  • CEO Mark Constantine told The Guardian he's "happy to lose" $13 million from the reduced exposure.

Cosmetics company Lush shut down its Facebook, Instagram, TikTok, and Snapchat accounts globally on Friday, citing its concern about the harms of social media in the wake of Facebook whistleblower Frances Haugen's revelations.

"In the same way that evidence against climate change was ignored and belittled for decades, concerns about the serious effects of social media are going largely ignored now," the company said in its press release earlier this week.

Lush's announcement came just ahead of one of the biggest days of shopping all year, and the brand fully expected that losing its pipelines to millions of customers could harm its business.

But CEO Mark Constantine actually embraced that tradeoff.

"I'm happy to lose £10 million by quitting Facebook," he told The Guardian, referring to the money ($13.3 million) he expects the company could lose by shuttering its accounts.

Lush's Facebook and Instagram accounts had a combined 10.6 million followers, according to The Guardian.

"We've tightened up over the Covid period, it won't destroy us," Constantine told The Guardian, adding that Lush had "no choice" given Meta's own research about Instagram's adverse impact on teen girls' mental health.

"We're talking about suicide here, not spots or whether someone should dye their hair blonde," Constantine continued, telling The Guardian: "How could we possibly suggest we're a caring business if we look at that and don't care?"

Lush has taken public stands on various social issues in recent years, and previously quit Facebook and Instagram in 2019 because it was "tired of fighting with algorithms, though it ultimately returned to the platforms.

Lush isn't alone there: many major advertisers boycotted Meta's Facebook and Instagram platforms in 2020 following George Floyd's death at the hands of police officers, only to return months later.

But Lush said it's committed to staying off social media this time.

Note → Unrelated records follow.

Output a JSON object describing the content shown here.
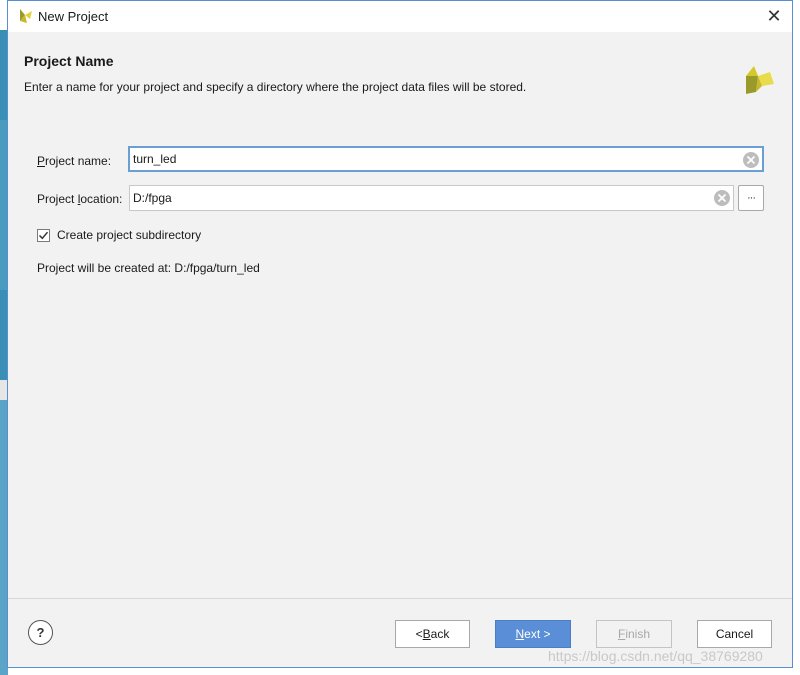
{
  "window": {
    "title": "New Project",
    "close_glyph": "✕",
    "logo_icon": "vivado-logo-icon"
  },
  "header": {
    "title": "Project Name",
    "subtitle": "Enter a name for your project and specify a directory where the project data files will be stored."
  },
  "form": {
    "name_label_mnemonic": "P",
    "name_label_rest": "roject name:",
    "name_value": "turn_led",
    "location_label_prefix": "Project ",
    "location_label_mnemonic": "l",
    "location_label_rest": "ocation:",
    "location_value": "D:/fpga",
    "browse_label": "···",
    "subdir_checked": true,
    "subdir_label": "Create project subdirectory",
    "created_at_text": "Project will be created at: D:/fpga/turn_led"
  },
  "footer": {
    "help_label": "?",
    "back_prefix": "< ",
    "back_mnemonic": "B",
    "back_rest": "ack",
    "next_mnemonic": "N",
    "next_rest": "ext >",
    "finish_mnemonic": "F",
    "finish_rest": "inish",
    "cancel_label": "Cancel"
  },
  "watermark": "https://blog.csdn.net/qq_38769280",
  "colors": {
    "accent": "#5a8ed6",
    "logo_yellow": "#e2d23a",
    "logo_olive": "#9a9a2a"
  }
}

"We haven't done it as a PR stunt, we have done it for genuine reasons," Constantine told The Guardian, adding that if the brand reversed course again, he'd "be a laughing stock."

Read the original article on Business Insider